===== RECORD EXTRACTS =====

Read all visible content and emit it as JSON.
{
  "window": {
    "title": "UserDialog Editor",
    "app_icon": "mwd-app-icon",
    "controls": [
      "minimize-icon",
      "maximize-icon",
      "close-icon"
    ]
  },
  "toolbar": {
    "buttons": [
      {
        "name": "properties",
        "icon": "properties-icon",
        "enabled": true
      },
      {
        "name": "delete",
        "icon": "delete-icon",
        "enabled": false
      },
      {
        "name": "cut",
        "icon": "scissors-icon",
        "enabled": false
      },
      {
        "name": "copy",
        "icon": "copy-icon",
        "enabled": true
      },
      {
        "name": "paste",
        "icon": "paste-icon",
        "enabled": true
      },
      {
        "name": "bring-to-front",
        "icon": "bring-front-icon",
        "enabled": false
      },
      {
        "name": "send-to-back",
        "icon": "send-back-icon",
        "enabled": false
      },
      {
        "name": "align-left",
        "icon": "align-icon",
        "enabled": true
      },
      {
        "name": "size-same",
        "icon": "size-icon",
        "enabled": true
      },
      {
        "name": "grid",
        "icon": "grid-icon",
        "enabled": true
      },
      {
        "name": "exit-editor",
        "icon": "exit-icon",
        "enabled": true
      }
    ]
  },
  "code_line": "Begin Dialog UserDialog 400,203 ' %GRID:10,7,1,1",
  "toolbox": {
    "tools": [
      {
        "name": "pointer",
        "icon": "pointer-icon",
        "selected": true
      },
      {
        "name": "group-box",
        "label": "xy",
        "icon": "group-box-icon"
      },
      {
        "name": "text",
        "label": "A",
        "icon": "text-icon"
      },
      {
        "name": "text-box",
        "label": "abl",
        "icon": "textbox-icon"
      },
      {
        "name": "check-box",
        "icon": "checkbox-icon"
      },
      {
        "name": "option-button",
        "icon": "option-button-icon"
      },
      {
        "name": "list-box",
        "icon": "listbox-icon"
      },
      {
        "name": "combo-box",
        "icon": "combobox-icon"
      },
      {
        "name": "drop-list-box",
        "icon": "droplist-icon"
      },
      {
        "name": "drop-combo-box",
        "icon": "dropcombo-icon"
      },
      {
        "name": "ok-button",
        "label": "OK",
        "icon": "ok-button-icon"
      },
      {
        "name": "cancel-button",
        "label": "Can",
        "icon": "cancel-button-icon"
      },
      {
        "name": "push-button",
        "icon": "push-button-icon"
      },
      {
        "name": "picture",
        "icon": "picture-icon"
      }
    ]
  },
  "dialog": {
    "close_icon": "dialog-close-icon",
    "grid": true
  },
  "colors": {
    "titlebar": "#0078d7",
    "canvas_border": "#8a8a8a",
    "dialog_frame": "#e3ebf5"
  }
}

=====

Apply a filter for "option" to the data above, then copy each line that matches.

## WRITTEN REPLY
        "name": "option-button",
        "icon": "option-button-icon"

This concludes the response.